Shin J , Park HY , Kim JL , Lee JJ , Lee H , Lee SH , Shin HS .
Department of Psychiatry, Seoul National University Hospital, Seoul, Korea. psychepark@gmail.com
Department of Psychiatry, School of Medicine, Chungnam National University, Daejeon, Korea.
Department of Psychiatry, School of Medicine, Dankook University, Cheonan, Korea.
Department of Psychiatry, Seoul Medical Center, Seoul, Korea.
Department of Psychiatry, National Medical Center, Seoul, Korea. psyhee@hanmail.net
Department of Infectious Disease, National Medical Center, Seoul, Korea.
Abstract

Objectives

Patients with an infectious diseases during an outbreak can experience extreme fear and traumatic events in addition to suffering from their medical illness. This study examined the long-term impact of the outbreak of Middle East Respiratory Syndrome (MERS) in Korea, 2015 on the mental health of the survivors.

Methods

Sixty-three survivors from MERS were recruited from a prospective cohort study at six hospitals one year after the outbreak in 2015. The Korean-Symptom Check List 95 was administered to evaluate their psychiatric problems and analyzed according to the patient's characteristics and exposure to traumatic events during the outbreak.

Results

A total of 63.5% of survivors suffered from significant psychiatric problems: post-traumatic symptoms (36.5%), sleep problems (36.5%), anxiety (34.9%), and depression (30.2%). Survivors with a history of a ventilator treatment during the MERS epidemic, a family member who died from MERS, and a past psychiatric history showed higher post traumatic stress disorder, anxiety, depression, and suicidality than people who do not have those histories.

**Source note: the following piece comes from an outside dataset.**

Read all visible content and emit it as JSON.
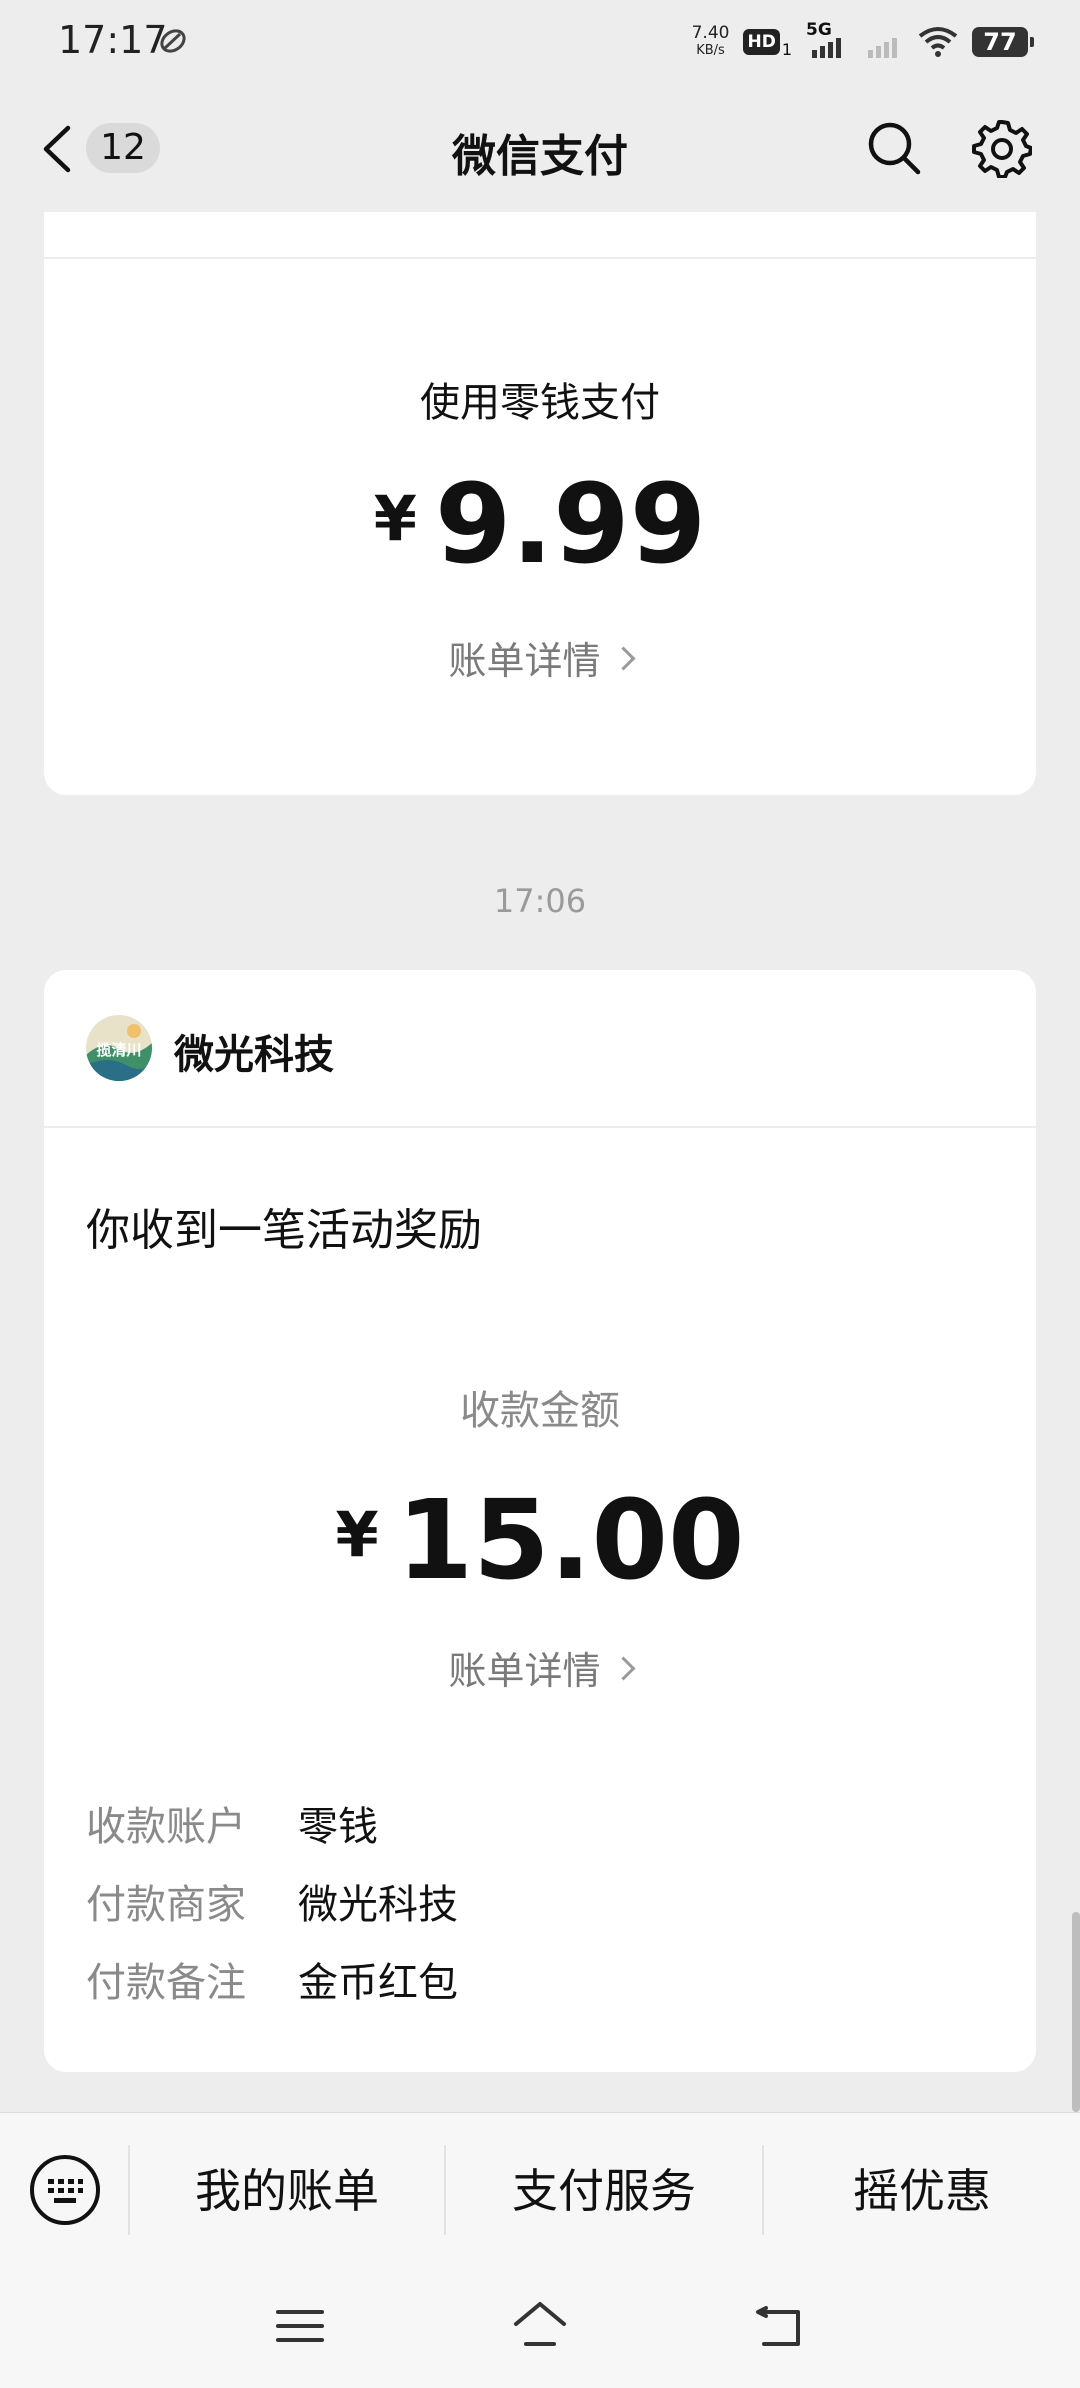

Conclusion

The study suggests that MERS survivors could have a high chance of adverse psychiatric consequences, even after their recovery from MERS. Exposure to traumatic events during the outbreak and premorbid individual vulnerability would affect the long-term mental health problems.

Copyright © 2019. Korean Association of Medical Journal Editors.